Work to complete: From the records below, pull each line that has "rating".
##### Input data
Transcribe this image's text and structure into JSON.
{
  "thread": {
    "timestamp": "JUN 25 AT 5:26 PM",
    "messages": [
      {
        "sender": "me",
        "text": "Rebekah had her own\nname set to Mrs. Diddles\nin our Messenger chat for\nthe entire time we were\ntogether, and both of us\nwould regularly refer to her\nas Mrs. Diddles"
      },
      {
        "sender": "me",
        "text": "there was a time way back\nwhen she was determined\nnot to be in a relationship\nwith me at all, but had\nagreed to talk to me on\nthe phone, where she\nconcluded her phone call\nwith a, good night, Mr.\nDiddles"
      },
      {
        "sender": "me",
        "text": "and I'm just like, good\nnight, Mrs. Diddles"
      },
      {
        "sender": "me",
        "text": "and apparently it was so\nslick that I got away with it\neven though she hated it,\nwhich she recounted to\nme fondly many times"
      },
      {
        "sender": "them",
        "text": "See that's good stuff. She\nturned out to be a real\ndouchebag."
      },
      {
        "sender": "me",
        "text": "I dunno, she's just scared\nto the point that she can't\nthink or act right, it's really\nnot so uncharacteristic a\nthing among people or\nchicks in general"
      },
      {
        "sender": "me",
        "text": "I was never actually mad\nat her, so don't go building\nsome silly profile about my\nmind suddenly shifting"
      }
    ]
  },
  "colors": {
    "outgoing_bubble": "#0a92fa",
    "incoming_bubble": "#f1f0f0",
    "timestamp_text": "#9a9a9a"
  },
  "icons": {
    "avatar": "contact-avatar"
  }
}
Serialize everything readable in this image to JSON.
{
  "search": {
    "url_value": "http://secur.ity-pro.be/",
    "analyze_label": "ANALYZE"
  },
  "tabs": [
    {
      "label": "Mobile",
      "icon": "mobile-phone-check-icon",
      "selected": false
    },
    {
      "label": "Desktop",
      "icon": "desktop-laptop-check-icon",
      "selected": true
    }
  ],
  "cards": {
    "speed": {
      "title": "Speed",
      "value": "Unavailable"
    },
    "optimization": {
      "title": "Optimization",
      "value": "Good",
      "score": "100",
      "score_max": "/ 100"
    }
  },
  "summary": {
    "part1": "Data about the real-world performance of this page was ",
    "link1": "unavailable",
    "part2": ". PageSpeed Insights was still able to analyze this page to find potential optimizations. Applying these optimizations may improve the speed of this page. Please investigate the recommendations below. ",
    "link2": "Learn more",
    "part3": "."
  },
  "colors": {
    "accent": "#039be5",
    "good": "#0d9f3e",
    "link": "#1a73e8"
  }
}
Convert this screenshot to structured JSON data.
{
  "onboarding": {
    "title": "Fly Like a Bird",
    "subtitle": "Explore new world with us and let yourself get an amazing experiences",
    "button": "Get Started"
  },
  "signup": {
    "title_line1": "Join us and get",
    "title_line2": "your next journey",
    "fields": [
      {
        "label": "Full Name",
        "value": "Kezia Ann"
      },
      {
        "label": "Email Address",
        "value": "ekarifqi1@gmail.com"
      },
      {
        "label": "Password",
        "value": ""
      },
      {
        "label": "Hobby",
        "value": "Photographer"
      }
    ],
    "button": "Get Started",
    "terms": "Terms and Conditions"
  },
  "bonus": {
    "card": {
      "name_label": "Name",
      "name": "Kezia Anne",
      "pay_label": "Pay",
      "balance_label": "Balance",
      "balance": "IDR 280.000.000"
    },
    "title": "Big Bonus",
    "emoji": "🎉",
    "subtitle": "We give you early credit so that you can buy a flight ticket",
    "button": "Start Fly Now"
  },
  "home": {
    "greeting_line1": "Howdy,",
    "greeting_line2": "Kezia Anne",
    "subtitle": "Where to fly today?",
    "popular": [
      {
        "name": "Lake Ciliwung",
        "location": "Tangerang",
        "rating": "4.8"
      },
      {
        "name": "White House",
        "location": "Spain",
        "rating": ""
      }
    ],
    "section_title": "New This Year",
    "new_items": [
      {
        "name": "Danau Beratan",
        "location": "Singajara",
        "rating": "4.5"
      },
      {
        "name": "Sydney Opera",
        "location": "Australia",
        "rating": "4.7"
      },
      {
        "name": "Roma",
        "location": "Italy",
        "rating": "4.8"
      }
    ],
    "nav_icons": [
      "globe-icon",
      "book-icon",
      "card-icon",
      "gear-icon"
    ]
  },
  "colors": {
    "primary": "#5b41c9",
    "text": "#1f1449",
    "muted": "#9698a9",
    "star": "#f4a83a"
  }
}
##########
Solution to this exercise:
        "rating": "4.8"
        "rating": ""
        "rating": "4.5"
        "rating": "4.7"
        "rating": "4.8"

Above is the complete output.